▶ TASK DESCRIPTION
Where "text" occurs in a line of the entries below, copy that line.
=== Begin Enclosure ===
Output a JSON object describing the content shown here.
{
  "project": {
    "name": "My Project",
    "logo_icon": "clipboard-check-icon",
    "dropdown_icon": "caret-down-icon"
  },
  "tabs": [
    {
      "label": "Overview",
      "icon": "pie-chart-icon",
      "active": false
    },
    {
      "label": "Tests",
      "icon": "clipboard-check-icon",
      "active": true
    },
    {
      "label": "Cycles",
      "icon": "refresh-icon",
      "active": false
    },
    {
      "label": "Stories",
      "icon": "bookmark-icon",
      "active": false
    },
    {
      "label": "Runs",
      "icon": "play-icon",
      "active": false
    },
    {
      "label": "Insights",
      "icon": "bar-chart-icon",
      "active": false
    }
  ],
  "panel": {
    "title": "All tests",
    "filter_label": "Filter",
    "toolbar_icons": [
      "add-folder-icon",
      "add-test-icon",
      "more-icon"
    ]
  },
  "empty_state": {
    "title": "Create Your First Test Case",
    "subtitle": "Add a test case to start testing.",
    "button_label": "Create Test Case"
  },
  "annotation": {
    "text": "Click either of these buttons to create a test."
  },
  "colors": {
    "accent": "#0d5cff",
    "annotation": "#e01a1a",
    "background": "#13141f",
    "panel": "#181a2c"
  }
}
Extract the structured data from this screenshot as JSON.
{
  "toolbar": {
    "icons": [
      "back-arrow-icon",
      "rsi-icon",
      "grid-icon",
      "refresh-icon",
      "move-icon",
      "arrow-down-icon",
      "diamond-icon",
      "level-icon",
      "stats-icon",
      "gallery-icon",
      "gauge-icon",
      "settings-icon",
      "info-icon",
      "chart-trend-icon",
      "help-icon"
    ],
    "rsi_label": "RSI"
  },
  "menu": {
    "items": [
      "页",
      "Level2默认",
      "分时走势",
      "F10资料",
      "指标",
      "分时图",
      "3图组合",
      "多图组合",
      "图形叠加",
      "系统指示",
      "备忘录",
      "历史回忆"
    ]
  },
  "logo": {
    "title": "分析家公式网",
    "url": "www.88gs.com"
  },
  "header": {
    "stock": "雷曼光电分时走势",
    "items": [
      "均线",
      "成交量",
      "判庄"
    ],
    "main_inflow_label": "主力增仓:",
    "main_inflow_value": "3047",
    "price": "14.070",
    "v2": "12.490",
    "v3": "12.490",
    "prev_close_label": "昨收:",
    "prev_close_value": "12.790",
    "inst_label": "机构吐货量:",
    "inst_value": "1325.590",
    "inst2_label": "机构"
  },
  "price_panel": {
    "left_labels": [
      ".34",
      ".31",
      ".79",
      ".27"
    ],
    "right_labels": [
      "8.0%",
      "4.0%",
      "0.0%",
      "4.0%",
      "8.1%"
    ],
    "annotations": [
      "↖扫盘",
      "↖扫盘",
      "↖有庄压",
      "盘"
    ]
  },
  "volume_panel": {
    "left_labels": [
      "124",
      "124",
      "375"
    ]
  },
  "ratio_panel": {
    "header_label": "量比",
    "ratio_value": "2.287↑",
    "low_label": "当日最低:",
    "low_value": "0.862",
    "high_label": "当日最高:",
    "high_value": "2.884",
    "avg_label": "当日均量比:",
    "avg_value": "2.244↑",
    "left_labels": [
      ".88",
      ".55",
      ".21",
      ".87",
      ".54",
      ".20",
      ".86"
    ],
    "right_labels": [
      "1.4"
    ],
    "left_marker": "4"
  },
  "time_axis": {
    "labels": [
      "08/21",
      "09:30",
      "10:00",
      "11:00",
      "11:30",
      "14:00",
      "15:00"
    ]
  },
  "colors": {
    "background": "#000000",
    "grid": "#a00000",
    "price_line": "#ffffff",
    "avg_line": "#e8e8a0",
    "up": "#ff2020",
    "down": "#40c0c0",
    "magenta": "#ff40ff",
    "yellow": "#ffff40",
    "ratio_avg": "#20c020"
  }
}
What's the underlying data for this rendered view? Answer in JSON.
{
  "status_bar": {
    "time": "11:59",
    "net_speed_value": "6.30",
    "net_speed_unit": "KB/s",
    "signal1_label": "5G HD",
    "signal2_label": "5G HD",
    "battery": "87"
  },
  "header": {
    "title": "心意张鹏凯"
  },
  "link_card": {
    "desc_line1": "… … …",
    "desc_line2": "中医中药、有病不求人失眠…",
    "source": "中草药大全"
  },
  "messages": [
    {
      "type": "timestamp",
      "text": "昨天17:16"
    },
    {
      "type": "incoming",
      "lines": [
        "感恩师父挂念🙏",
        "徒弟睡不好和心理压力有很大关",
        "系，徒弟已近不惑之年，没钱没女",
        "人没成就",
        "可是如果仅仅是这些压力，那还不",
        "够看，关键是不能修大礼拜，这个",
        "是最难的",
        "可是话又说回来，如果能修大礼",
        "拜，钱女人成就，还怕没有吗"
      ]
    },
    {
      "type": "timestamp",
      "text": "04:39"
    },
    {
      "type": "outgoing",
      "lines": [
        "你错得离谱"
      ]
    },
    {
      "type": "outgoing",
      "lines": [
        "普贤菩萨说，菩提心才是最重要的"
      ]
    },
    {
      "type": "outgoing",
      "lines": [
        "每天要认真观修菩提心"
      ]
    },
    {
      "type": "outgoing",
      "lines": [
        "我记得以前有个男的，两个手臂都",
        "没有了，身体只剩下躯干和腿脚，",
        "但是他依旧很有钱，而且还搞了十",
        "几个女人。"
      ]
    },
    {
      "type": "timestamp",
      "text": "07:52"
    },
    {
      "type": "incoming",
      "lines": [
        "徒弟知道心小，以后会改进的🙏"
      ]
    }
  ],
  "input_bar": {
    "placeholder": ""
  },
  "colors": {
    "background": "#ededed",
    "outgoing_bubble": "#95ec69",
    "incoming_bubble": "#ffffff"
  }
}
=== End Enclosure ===
▶ EXPECTED ANSWER
    "text": "Click either of these buttons to create a test."
      "text": "昨天17:16"
      "text": "04:39"
      "text": "07:52"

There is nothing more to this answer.